* _TASK INSTRUCTIONS_: Where the records below show the word "price" in a line, please copy that line.

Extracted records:
+ + + + + + +

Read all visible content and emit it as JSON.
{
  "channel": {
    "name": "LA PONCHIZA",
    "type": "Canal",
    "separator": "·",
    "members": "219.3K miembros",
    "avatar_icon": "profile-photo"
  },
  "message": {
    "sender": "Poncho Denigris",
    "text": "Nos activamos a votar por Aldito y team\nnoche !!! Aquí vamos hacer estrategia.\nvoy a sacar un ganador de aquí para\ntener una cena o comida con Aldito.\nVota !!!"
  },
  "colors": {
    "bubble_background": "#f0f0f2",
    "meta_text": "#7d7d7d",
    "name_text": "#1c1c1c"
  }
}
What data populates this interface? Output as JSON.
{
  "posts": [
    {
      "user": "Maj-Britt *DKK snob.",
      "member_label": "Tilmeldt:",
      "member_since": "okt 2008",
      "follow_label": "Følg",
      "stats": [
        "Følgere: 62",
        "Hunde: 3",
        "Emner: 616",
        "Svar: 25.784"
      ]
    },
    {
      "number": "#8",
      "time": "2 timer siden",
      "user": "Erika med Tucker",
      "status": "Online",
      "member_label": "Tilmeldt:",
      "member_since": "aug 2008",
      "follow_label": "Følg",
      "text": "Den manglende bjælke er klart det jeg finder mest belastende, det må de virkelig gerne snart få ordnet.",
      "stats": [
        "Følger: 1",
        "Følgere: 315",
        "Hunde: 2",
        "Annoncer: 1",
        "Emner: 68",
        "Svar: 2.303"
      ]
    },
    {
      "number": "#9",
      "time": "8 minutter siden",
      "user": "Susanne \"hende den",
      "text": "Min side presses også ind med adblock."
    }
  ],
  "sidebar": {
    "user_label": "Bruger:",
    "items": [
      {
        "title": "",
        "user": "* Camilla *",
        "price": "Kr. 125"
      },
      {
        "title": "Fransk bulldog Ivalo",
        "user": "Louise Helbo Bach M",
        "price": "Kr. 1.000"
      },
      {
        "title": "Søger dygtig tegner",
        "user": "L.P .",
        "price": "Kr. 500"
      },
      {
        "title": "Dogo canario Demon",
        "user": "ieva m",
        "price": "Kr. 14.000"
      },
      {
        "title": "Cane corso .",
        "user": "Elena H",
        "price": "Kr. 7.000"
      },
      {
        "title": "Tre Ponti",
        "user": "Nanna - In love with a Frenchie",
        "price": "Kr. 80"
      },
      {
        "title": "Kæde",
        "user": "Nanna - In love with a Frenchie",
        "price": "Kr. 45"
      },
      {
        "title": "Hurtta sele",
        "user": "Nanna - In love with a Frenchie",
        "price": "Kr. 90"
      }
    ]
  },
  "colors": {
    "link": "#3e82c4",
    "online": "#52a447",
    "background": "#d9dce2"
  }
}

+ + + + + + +

* _TASK ANSWER_:
        "price": "Kr. 125"
        "price": "Kr. 1.000"
        "price": "Kr. 500"
        "price": "Kr. 14.000"
        "price": "Kr. 7.000"
        "price": "Kr. 80"
        "price": "Kr. 45"
        "price": "Kr. 90"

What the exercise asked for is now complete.